====== DATA FOR THIS TASK ======
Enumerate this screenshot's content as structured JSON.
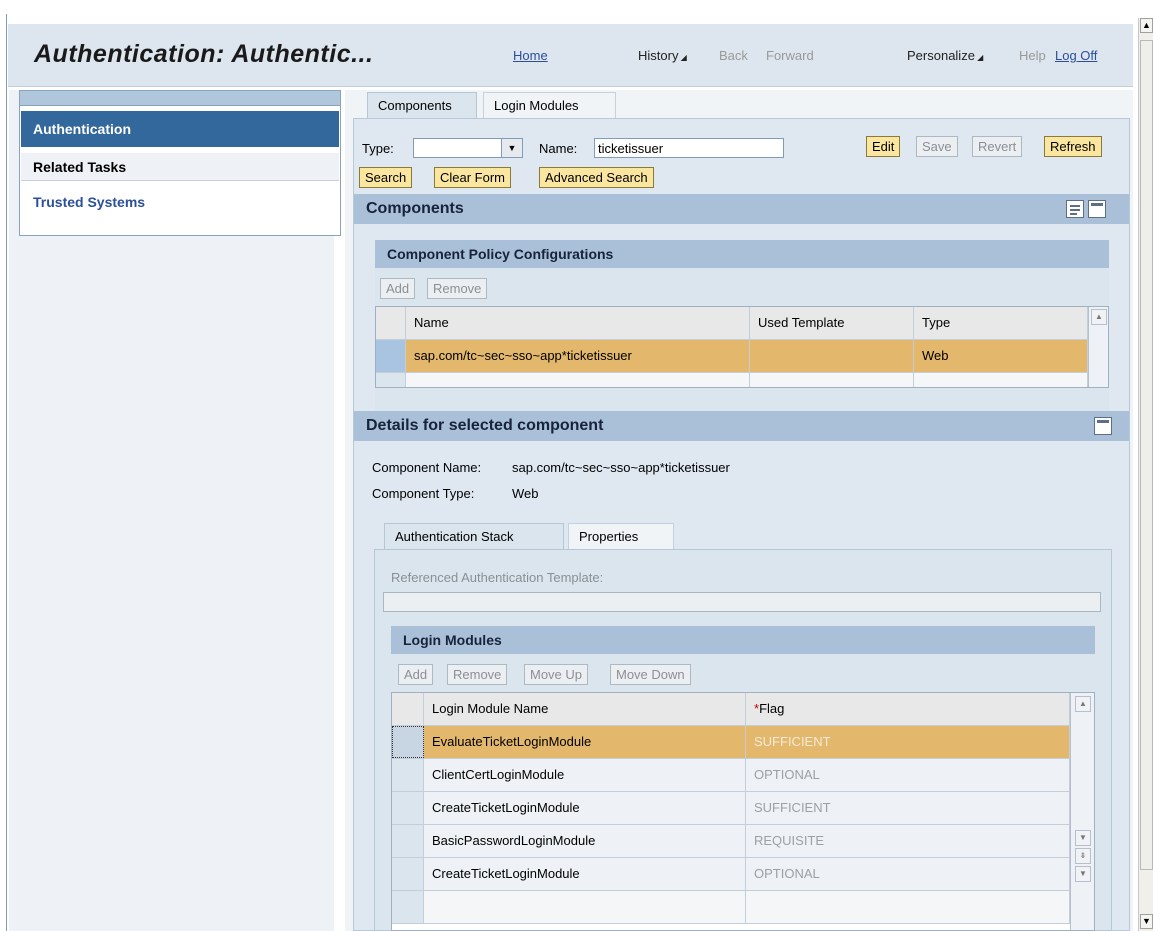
{
  "header": {
    "title": "Authentication: Authentic...",
    "home": "Home",
    "history": "History",
    "back": "Back",
    "forward": "Forward",
    "personalize": "Personalize",
    "help": "Help",
    "logoff": "Log Off"
  },
  "sidebar": {
    "active": "Authentication",
    "related": "Related Tasks",
    "trusted": "Trusted Systems"
  },
  "tabs": [
    "Components",
    "Login Modules"
  ],
  "search": {
    "type_label": "Type:",
    "type_value": "",
    "name_label": "Name:",
    "name_value": "ticketissuer",
    "edit": "Edit",
    "save": "Save",
    "revert": "Revert",
    "refresh": "Refresh",
    "search": "Search",
    "clear": "Clear Form",
    "advanced": "Advanced Search"
  },
  "components": {
    "section_title": "Components",
    "policy_title": "Component Policy Configurations",
    "add": "Add",
    "remove": "Remove",
    "columns": [
      "Name",
      "Used Template",
      "Type"
    ],
    "rows": [
      {
        "name": "sap.com/tc~sec~sso~app*ticketissuer",
        "template": "",
        "type": "Web"
      }
    ]
  },
  "details": {
    "section_title": "Details for selected component",
    "comp_name_label": "Component Name:",
    "comp_name": "sap.com/tc~sec~sso~app*ticketissuer",
    "comp_type_label": "Component Type:",
    "comp_type": "Web",
    "tabs": [
      "Authentication Stack",
      "Properties"
    ],
    "ref_template_label": "Referenced Authentication Template:",
    "ref_template_value": "",
    "login_modules_title": "Login Modules",
    "add": "Add",
    "remove": "Remove",
    "move_up": "Move Up",
    "move_down": "Move Down",
    "columns": [
      "Login Module Name",
      "*Flag"
    ],
    "rows": [
      {
        "name": "EvaluateTicketLoginModule",
        "flag": "SUFFICIENT"
      },
      {
        "name": "ClientCertLoginModule",
        "flag": "OPTIONAL"
      },
      {
        "name": "CreateTicketLoginModule",
        "flag": "SUFFICIENT"
      },
      {
        "name": "BasicPasswordLoginModule",
        "flag": "REQUISITE"
      },
      {
        "name": "CreateTicketLoginModule",
        "flag": "OPTIONAL"
      }
    ]
  }
}
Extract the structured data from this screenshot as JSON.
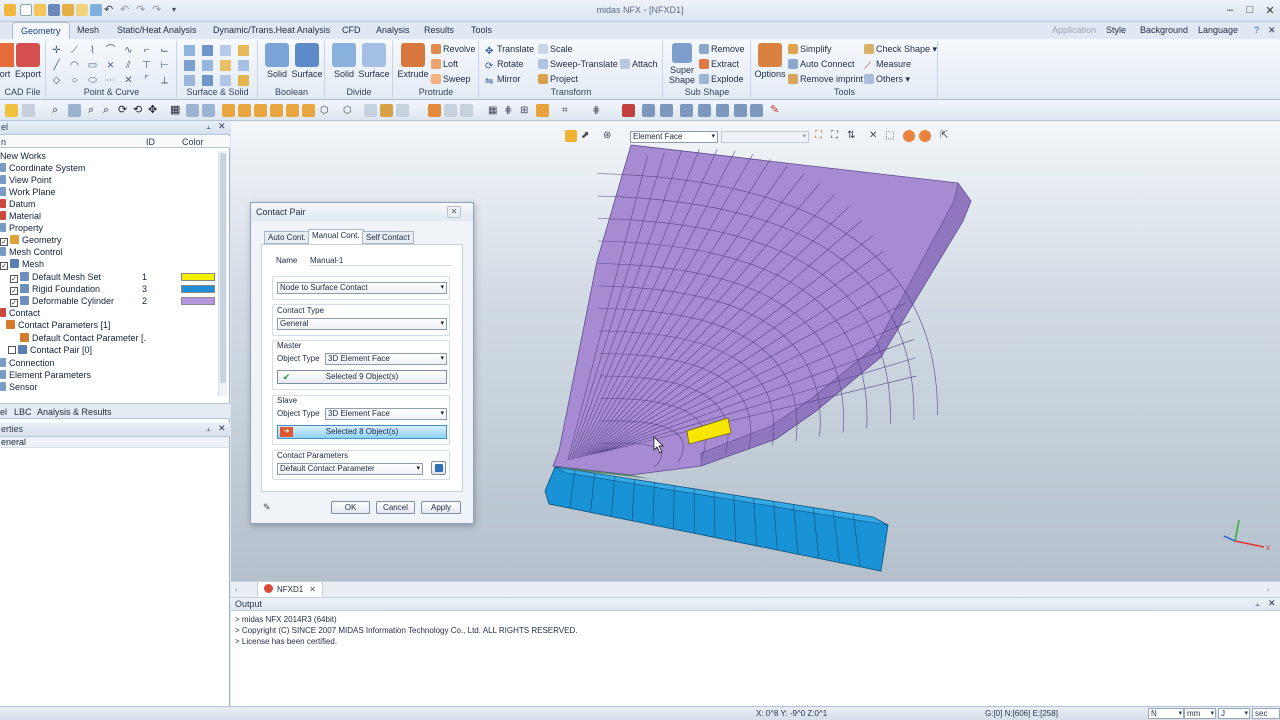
{
  "window": {
    "title": "midas NFX - [NFXD1]"
  },
  "menu_tabs": [
    "Geometry",
    "Mesh",
    "Static/Heat Analysis",
    "Dynamic/Trans.Heat Analysis",
    "CFD",
    "Analysis",
    "Results",
    "Tools"
  ],
  "right_menu": {
    "application": "Application",
    "style": "Style",
    "background": "Background",
    "language": "Language"
  },
  "ribbon": {
    "cad": {
      "label": "CAD File",
      "import": "ort",
      "export": "Export"
    },
    "point_curve": {
      "label": "Point & Curve"
    },
    "surface_solid": {
      "label": "Surface & Solid"
    },
    "boolean": {
      "label": "Boolean",
      "solid": "Solid",
      "surface": "Surface"
    },
    "divide": {
      "label": "Divide",
      "solid": "Solid",
      "surface": "Surface"
    },
    "protrude": {
      "label": "Protrude",
      "extrude": "Extrude",
      "revolve": "Revolve",
      "loft": "Loft",
      "sweep": "Sweep"
    },
    "transform": {
      "label": "Transform",
      "translate": "Translate",
      "rotate": "Rotate",
      "mirror": "Mirror",
      "scale": "Scale",
      "sweep_translate": "Sweep-Translate",
      "project": "Project",
      "attach": "Attach"
    },
    "sub_shape": {
      "label": "Sub Shape",
      "super_shape_1": "Super",
      "super_shape_2": "Shape",
      "remove": "Remove",
      "extract": "Extract",
      "explode": "Explode"
    },
    "tools": {
      "label": "Tools",
      "options": "Options",
      "simplify": "Simplify",
      "auto_connect": "Auto Connect",
      "remove_imprint": "Remove imprint",
      "check_shape": "Check Shape",
      "measure": "Measure",
      "others": "Others"
    }
  },
  "left_panel": {
    "head_fragment": "el",
    "columns": {
      "id": "ID",
      "color": "Color",
      "name_fragment": "n"
    },
    "tree": [
      {
        "label": "New Works",
        "indent": 0
      },
      {
        "label": "Coordinate System",
        "indent": 1
      },
      {
        "label": "View Point",
        "indent": 1
      },
      {
        "label": "Work Plane",
        "indent": 1
      },
      {
        "label": "Datum",
        "indent": 1
      },
      {
        "label": "Material",
        "indent": 1
      },
      {
        "label": "Property",
        "indent": 1
      },
      {
        "label": "Geometry",
        "indent": 1
      },
      {
        "label": "Mesh Control",
        "indent": 1
      },
      {
        "label": "Mesh",
        "indent": 1
      }
    ],
    "mesh_sets": [
      {
        "label": "Default Mesh Set",
        "id": "1",
        "color": "#f5f000"
      },
      {
        "label": "Rigid Foundation",
        "id": "3",
        "color": "#1e8fd6"
      },
      {
        "label": "Deformable Cylinder",
        "id": "2",
        "color": "#b396dc"
      }
    ],
    "tree2": [
      {
        "label": "Contact"
      },
      {
        "label": "Contact Parameters [1]"
      },
      {
        "label": "Default Contact Parameter [."
      },
      {
        "label": "Contact Pair [0]"
      },
      {
        "label": "Connection"
      },
      {
        "label": "Element Parameters"
      },
      {
        "label": "Sensor"
      }
    ],
    "bottom_tabs": [
      "el",
      "LBC",
      "Analysis & Results"
    ],
    "properties_head": "erties",
    "properties_row": "eneral"
  },
  "viewport": {
    "select_filter": "Element Face",
    "doc_tab": "NFXD1",
    "mesh_colors": {
      "cylinder": "#a489d2",
      "foundation": "#1a93d6",
      "selected": "#f7e600"
    }
  },
  "dialog": {
    "title": "Contact Pair",
    "tabs": [
      "Auto Cont.",
      "Manual Cont.",
      "Self Contact"
    ],
    "name_label": "Name",
    "name_value": "Manual-1",
    "contact_kind": "Node to Surface Contact",
    "contact_type_label": "Contact Type",
    "contact_type_value": "General",
    "master_label": "Master",
    "object_type_label": "Object Type",
    "master_object_type": "3D Element Face",
    "master_selected": "Selected 9 Object(s)",
    "slave_label": "Slave",
    "slave_object_type": "3D Element Face",
    "slave_selected": "Selected 8 Object(s)",
    "contact_params_label": "Contact Parameters",
    "contact_params_value": "Default Contact Parameter",
    "ok": "OK",
    "cancel": "Cancel",
    "apply": "Apply"
  },
  "output": {
    "title": "Output",
    "lines": [
      "> midas NFX 2014R3 (64bit)",
      "> Copyright (C) SINCE 2007 MIDAS Information Technology Co., Ltd. ALL RIGHTS RESERVED.",
      "> License has been certified."
    ]
  },
  "status": {
    "coords": "X: 0^8 Y: -9^0 Z:0^1",
    "counts": "G:[0] N:[606] E:[258]",
    "unit_force": "N",
    "unit_length": "mm",
    "unit_energy": "J",
    "unit_time": "sec"
  }
}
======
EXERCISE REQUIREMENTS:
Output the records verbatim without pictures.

WRITTEN ANSWER:
Enumerate this screenshot's content as structured JSON.
{
  "header": {
    "title": "Authentication: Authentic...",
    "home": "Home",
    "history": "History",
    "back": "Back",
    "forward": "Forward",
    "personalize": "Personalize",
    "help": "Help",
    "logoff": "Log Off"
  },
  "sidebar": {
    "active": "Authentication",
    "related": "Related Tasks",
    "trusted": "Trusted Systems"
  },
  "tabs": [
    "Components",
    "Login Modules"
  ],
  "search": {
    "type_label": "Type:",
    "type_value": "",
    "name_label": "Name:",
    "name_value": "ticketissuer",
    "edit": "Edit",
    "save": "Save",
    "revert": "Revert",
    "refresh": "Refresh",
    "search": "Search",
    "clear": "Clear Form",
    "advanced": "Advanced Search"
  },
  "components": {
    "section_title": "Components",
    "policy_title": "Component Policy Configurations",
    "add": "Add",
    "remove": "Remove",
    "columns": [
      "Name",
      "Used Template",
      "Type"
    ],
    "rows": [
      {
        "name": "sap.com/tc~sec~sso~app*ticketissuer",
        "template": "",
        "type": "Web"
      }
    ]
  },
  "details": {
    "section_title": "Details for selected component",
    "comp_name_label": "Component Name:",
    "comp_name": "sap.com/tc~sec~sso~app*ticketissuer",
    "comp_type_label": "Component Type:",
    "comp_type": "Web",
    "tabs": [
      "Authentication Stack",
      "Properties"
    ],
    "ref_template_label": "Referenced Authentication Template:",
    "ref_template_value": "",
    "login_modules_title": "Login Modules",
    "add": "Add",
    "remove": "Remove",
    "move_up": "Move Up",
    "move_down": "Move Down",
    "columns": [
      "Login Module Name",
      "*Flag"
    ],
    "rows": [
      {
        "name": "EvaluateTicketLoginModule",
        "flag": "SUFFICIENT"
      },
      {
        "name": "ClientCertLoginModule",
        "flag": "OPTIONAL"
      },
      {
        "name": "CreateTicketLoginModule",
        "flag": "SUFFICIENT"
      },
      {
        "name": "BasicPasswordLoginModule",
        "flag": "REQUISITE"
      },
      {
        "name": "CreateTicketLoginModule",
        "flag": "OPTIONAL"
      }
    ]
  }
}
Extract the structured data from this screenshot as JSON.
{
  "window": {
    "title": "midas NFX - [NFXD1]"
  },
  "menu_tabs": [
    "Geometry",
    "Mesh",
    "Static/Heat Analysis",
    "Dynamic/Trans.Heat Analysis",
    "CFD",
    "Analysis",
    "Results",
    "Tools"
  ],
  "right_menu": {
    "application": "Application",
    "style": "Style",
    "background": "Background",
    "language": "Language"
  },
  "ribbon": {
    "cad": {
      "label": "CAD File",
      "import": "ort",
      "export": "Export"
    },
    "point_curve": {
      "label": "Point & Curve"
    },
    "surface_solid": {
      "label": "Surface & Solid"
    },
    "boolean": {
      "label": "Boolean",
      "solid": "Solid",
      "surface": "Surface"
    },
    "divide": {
      "label": "Divide",
      "solid": "Solid",
      "surface": "Surface"
    },
    "protrude": {
      "label": "Protrude",
      "extrude": "Extrude",
      "revolve": "Revolve",
      "loft": "Loft",
      "sweep": "Sweep"
    },
    "transform": {
      "label": "Transform",
      "translate": "Translate",
      "rotate": "Rotate",
      "mirror": "Mirror",
      "scale": "Scale",
      "sweep_translate": "Sweep-Translate",
      "project": "Project",
      "attach": "Attach"
    },
    "sub_shape": {
      "label": "Sub Shape",
      "super_shape_1": "Super",
      "super_shape_2": "Shape",
      "remove": "Remove",
      "extract": "Extract",
      "explode": "Explode"
    },
    "tools": {
      "label": "Tools",
      "options": "Options",
      "simplify": "Simplify",
      "auto_connect": "Auto Connect",
      "remove_imprint": "Remove imprint",
      "check_shape": "Check Shape",
      "measure": "Measure",
      "others": "Others"
    }
  },
  "left_panel": {
    "head_fragment": "el",
    "columns": {
      "id": "ID",
      "color": "Color",
      "name_fragment": "n"
    },
    "tree": [
      {
        "label": "New Works",
        "indent": 0
      },
      {
        "label": "Coordinate System",
        "indent": 1
      },
      {
        "label": "View Point",
        "indent": 1
      },
      {
        "label": "Work Plane",
        "indent": 1
      },
      {
        "label": "Datum",
        "indent": 1
      },
      {
        "label": "Material",
        "indent": 1
      },
      {
        "label": "Property",
        "indent": 1
      },
      {
        "label": "Geometry",
        "indent": 1
      },
      {
        "label": "Mesh Control",
        "indent": 1
      },
      {
        "label": "Mesh",
        "indent": 1
      }
    ],
    "mesh_sets": [
      {
        "label": "Default Mesh Set",
        "id": "1",
        "color": "#f5f000"
      },
      {
        "label": "Rigid Foundation",
        "id": "3",
        "color": "#1e8fd6"
      },
      {
        "label": "Deformable Cylinder",
        "id": "2",
        "color": "#b396dc"
      }
    ],
    "tree2": [
      {
        "label": "Contact"
      },
      {
        "label": "Contact Parameters [1]"
      },
      {
        "label": "Default Contact Parameter [."
      },
      {
        "label": "Contact Pair [0]"
      },
      {
        "label": "Connection"
      },
      {
        "label": "Element Parameters"
      },
      {
        "label": "Sensor"
      }
    ],
    "bottom_tabs": [
      "el",
      "LBC",
      "Analysis & Results"
    ],
    "properties_head": "erties",
    "properties_row": "eneral"
  },
  "viewport": {
    "select_filter": "Element Face",
    "doc_tab": "NFXD1",
    "mesh_colors": {
      "cylinder": "#a489d2",
      "foundation": "#1a93d6",
      "selected": "#f7e600"
    }
  },
  "dialog": {
    "title": "Contact Pair",
    "tabs": [
      "Auto Cont.",
      "Manual Cont.",
      "Self Contact"
    ],
    "name_label": "Name",
    "name_value": "Manual-1",
    "contact_kind": "Node to Surface Contact",
    "contact_type_label": "Contact Type",
    "contact_type_value": "General",
    "master_label": "Master",
    "object_type_label": "Object Type",
    "master_object_type": "3D Element Face",
    "master_selected": "Selected 9 Object(s)",
    "slave_label": "Slave",
    "slave_object_type": "3D Element Face",
    "slave_selected": "Selected 8 Object(s)",
    "contact_params_label": "Contact Parameters",
    "contact_params_value": "Default Contact Parameter",
    "ok": "OK",
    "cancel": "Cancel",
    "apply": "Apply"
  },
  "output": {
    "title": "Output",
    "lines": [
      "> midas NFX 2014R3 (64bit)",
      "> Copyright (C) SINCE 2007 MIDAS Information Technology Co., Ltd. ALL RIGHTS RESERVED.",
      "> License has been certified."
    ]
  },
  "status": {
    "coords": "X: 0^8 Y: -9^0 Z:0^1",
    "counts": "G:[0] N:[606] E:[258]",
    "unit_force": "N",
    "unit_length": "mm",
    "unit_energy": "J",
    "unit_time": "sec"
  }
}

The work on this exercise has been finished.